“The Molecular Tumor Board reviews the patient samples and the reports and, in addition to just identifying the mutations, we actually make specific recommendations as to what drugs to use to target that specific mutation. And with a lot of patients today we’re able to recommend oral medications that can be taken at home and don’t have all the side effects of traditional therapies,” Tarinelli says.

Intermountain Healthcare leaders report they are seeing promising results from the more personalized treatments for late-stage cancer patients due to the advancements in genomic diagnostic technology.

Earlier this month, researchers with Intermountain Healthcare, along with researchers from University of Utah School of Medicine, Durham, N.C.-based Duke University School of Medicine and Stanford University School of Medicine, published a study in Journal of Oncology Practice based on a retrospective analysis of precision medicine outcomes in patients with advanced cancer. According to the study authors, the study findings indicated improved progression-free survival without increased healthcare costs.

“We’re part of an integrated care delivery system, so we are able to track outcomes from patients that receive targeted therapies and the outcomes have been very good,” Tarinelli says, referencing that particular Journal of Oncology Practice study.

For that study, researchers analyzed the outcomes of patients who received genomic testing and targeted therapy, or precision cancer medicine, compared with control patients who received standard chemotherapy.

The study findings indicated, Tarinelli says, that the average progression-free survival was 23 weeks for patients who received precision cancer medicine compared to similar patients with traditional therapy, in which the average progression-free survival was 12 weeks. “So, effectively, we’ve been able to double the progression-free survival rate for our patients,” he says.

“Another significant benefit to these targeted treatments is there isn’t all the side effects as with traditional chemotherapy. These patients grow their hair back, they get out of the wheelchair and some are going back to work and living their lives, and more importantly, living their lives on their terms and are able to enjoy the additional time that they have spending time with their families, as opposed to being in a hospital bed or in a hospice,” he says.

Moving forward, the collaboration with Asia Genomics enables Intermountain Precision Genomics to increase its volume of testing.

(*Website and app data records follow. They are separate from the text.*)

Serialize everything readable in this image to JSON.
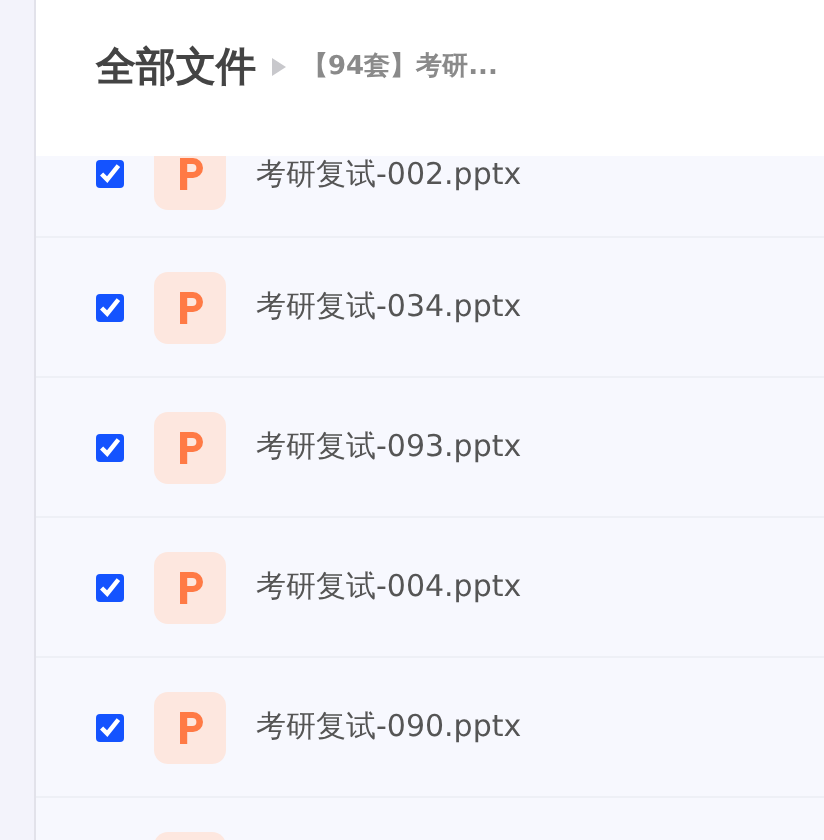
{
  "header": {
    "title": "全部文件",
    "breadcrumb": "【94套】考研..."
  },
  "files": [
    {
      "name": "考研复试-002.pptx",
      "checked": true
    },
    {
      "name": "考研复试-034.pptx",
      "checked": true
    },
    {
      "name": "考研复试-093.pptx",
      "checked": true
    },
    {
      "name": "考研复试-004.pptx",
      "checked": true
    },
    {
      "name": "考研复试-090.pptx",
      "checked": true
    }
  ]
}
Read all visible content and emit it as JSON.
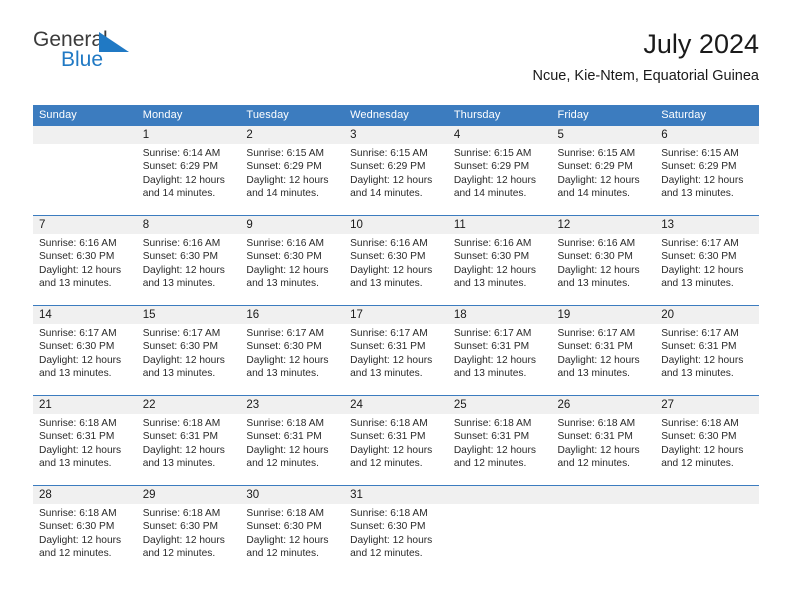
{
  "brand": {
    "name_part1": "General",
    "name_part2": "Blue",
    "flag_icon": "triangle-flag-icon",
    "color_primary": "#2079c4",
    "color_text": "#3b3b3b"
  },
  "header": {
    "title": "July 2024",
    "subtitle": "Ncue, Kie-Ntem, Equatorial Guinea"
  },
  "calendar": {
    "header_bg": "#3c7cbf",
    "header_text_color": "#ffffff",
    "daynum_bg": "#f0f0f0",
    "weekdays": [
      "Sunday",
      "Monday",
      "Tuesday",
      "Wednesday",
      "Thursday",
      "Friday",
      "Saturday"
    ],
    "weeks": [
      [
        {
          "day": "",
          "lines": []
        },
        {
          "day": "1",
          "lines": [
            "Sunrise: 6:14 AM",
            "Sunset: 6:29 PM",
            "Daylight: 12 hours",
            "and 14 minutes."
          ]
        },
        {
          "day": "2",
          "lines": [
            "Sunrise: 6:15 AM",
            "Sunset: 6:29 PM",
            "Daylight: 12 hours",
            "and 14 minutes."
          ]
        },
        {
          "day": "3",
          "lines": [
            "Sunrise: 6:15 AM",
            "Sunset: 6:29 PM",
            "Daylight: 12 hours",
            "and 14 minutes."
          ]
        },
        {
          "day": "4",
          "lines": [
            "Sunrise: 6:15 AM",
            "Sunset: 6:29 PM",
            "Daylight: 12 hours",
            "and 14 minutes."
          ]
        },
        {
          "day": "5",
          "lines": [
            "Sunrise: 6:15 AM",
            "Sunset: 6:29 PM",
            "Daylight: 12 hours",
            "and 14 minutes."
          ]
        },
        {
          "day": "6",
          "lines": [
            "Sunrise: 6:15 AM",
            "Sunset: 6:29 PM",
            "Daylight: 12 hours",
            "and 13 minutes."
          ]
        }
      ],
      [
        {
          "day": "7",
          "lines": [
            "Sunrise: 6:16 AM",
            "Sunset: 6:30 PM",
            "Daylight: 12 hours",
            "and 13 minutes."
          ]
        },
        {
          "day": "8",
          "lines": [
            "Sunrise: 6:16 AM",
            "Sunset: 6:30 PM",
            "Daylight: 12 hours",
            "and 13 minutes."
          ]
        },
        {
          "day": "9",
          "lines": [
            "Sunrise: 6:16 AM",
            "Sunset: 6:30 PM",
            "Daylight: 12 hours",
            "and 13 minutes."
          ]
        },
        {
          "day": "10",
          "lines": [
            "Sunrise: 6:16 AM",
            "Sunset: 6:30 PM",
            "Daylight: 12 hours",
            "and 13 minutes."
          ]
        },
        {
          "day": "11",
          "lines": [
            "Sunrise: 6:16 AM",
            "Sunset: 6:30 PM",
            "Daylight: 12 hours",
            "and 13 minutes."
          ]
        },
        {
          "day": "12",
          "lines": [
            "Sunrise: 6:16 AM",
            "Sunset: 6:30 PM",
            "Daylight: 12 hours",
            "and 13 minutes."
          ]
        },
        {
          "day": "13",
          "lines": [
            "Sunrise: 6:17 AM",
            "Sunset: 6:30 PM",
            "Daylight: 12 hours",
            "and 13 minutes."
          ]
        }
      ],
      [
        {
          "day": "14",
          "lines": [
            "Sunrise: 6:17 AM",
            "Sunset: 6:30 PM",
            "Daylight: 12 hours",
            "and 13 minutes."
          ]
        },
        {
          "day": "15",
          "lines": [
            "Sunrise: 6:17 AM",
            "Sunset: 6:30 PM",
            "Daylight: 12 hours",
            "and 13 minutes."
          ]
        },
        {
          "day": "16",
          "lines": [
            "Sunrise: 6:17 AM",
            "Sunset: 6:30 PM",
            "Daylight: 12 hours",
            "and 13 minutes."
          ]
        },
        {
          "day": "17",
          "lines": [
            "Sunrise: 6:17 AM",
            "Sunset: 6:31 PM",
            "Daylight: 12 hours",
            "and 13 minutes."
          ]
        },
        {
          "day": "18",
          "lines": [
            "Sunrise: 6:17 AM",
            "Sunset: 6:31 PM",
            "Daylight: 12 hours",
            "and 13 minutes."
          ]
        },
        {
          "day": "19",
          "lines": [
            "Sunrise: 6:17 AM",
            "Sunset: 6:31 PM",
            "Daylight: 12 hours",
            "and 13 minutes."
          ]
        },
        {
          "day": "20",
          "lines": [
            "Sunrise: 6:17 AM",
            "Sunset: 6:31 PM",
            "Daylight: 12 hours",
            "and 13 minutes."
          ]
        }
      ],
      [
        {
          "day": "21",
          "lines": [
            "Sunrise: 6:18 AM",
            "Sunset: 6:31 PM",
            "Daylight: 12 hours",
            "and 13 minutes."
          ]
        },
        {
          "day": "22",
          "lines": [
            "Sunrise: 6:18 AM",
            "Sunset: 6:31 PM",
            "Daylight: 12 hours",
            "and 13 minutes."
          ]
        },
        {
          "day": "23",
          "lines": [
            "Sunrise: 6:18 AM",
            "Sunset: 6:31 PM",
            "Daylight: 12 hours",
            "and 12 minutes."
          ]
        },
        {
          "day": "24",
          "lines": [
            "Sunrise: 6:18 AM",
            "Sunset: 6:31 PM",
            "Daylight: 12 hours",
            "and 12 minutes."
          ]
        },
        {
          "day": "25",
          "lines": [
            "Sunrise: 6:18 AM",
            "Sunset: 6:31 PM",
            "Daylight: 12 hours",
            "and 12 minutes."
          ]
        },
        {
          "day": "26",
          "lines": [
            "Sunrise: 6:18 AM",
            "Sunset: 6:31 PM",
            "Daylight: 12 hours",
            "and 12 minutes."
          ]
        },
        {
          "day": "27",
          "lines": [
            "Sunrise: 6:18 AM",
            "Sunset: 6:30 PM",
            "Daylight: 12 hours",
            "and 12 minutes."
          ]
        }
      ],
      [
        {
          "day": "28",
          "lines": [
            "Sunrise: 6:18 AM",
            "Sunset: 6:30 PM",
            "Daylight: 12 hours",
            "and 12 minutes."
          ]
        },
        {
          "day": "29",
          "lines": [
            "Sunrise: 6:18 AM",
            "Sunset: 6:30 PM",
            "Daylight: 12 hours",
            "and 12 minutes."
          ]
        },
        {
          "day": "30",
          "lines": [
            "Sunrise: 6:18 AM",
            "Sunset: 6:30 PM",
            "Daylight: 12 hours",
            "and 12 minutes."
          ]
        },
        {
          "day": "31",
          "lines": [
            "Sunrise: 6:18 AM",
            "Sunset: 6:30 PM",
            "Daylight: 12 hours",
            "and 12 minutes."
          ]
        },
        {
          "day": "",
          "lines": []
        },
        {
          "day": "",
          "lines": []
        },
        {
          "day": "",
          "lines": []
        }
      ]
    ]
  }
}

“And, more importantly, we are able to expand our reach for this particular test, which has been able to help a tremendous amount of patients in Utah and across the U.S.,” Tarinelli says. “We’re going to be able to leverage it to help patients across those four countries in Asia. And we’ll be able to work with them from a research perspective, but also really expand our borders from Intermountain.”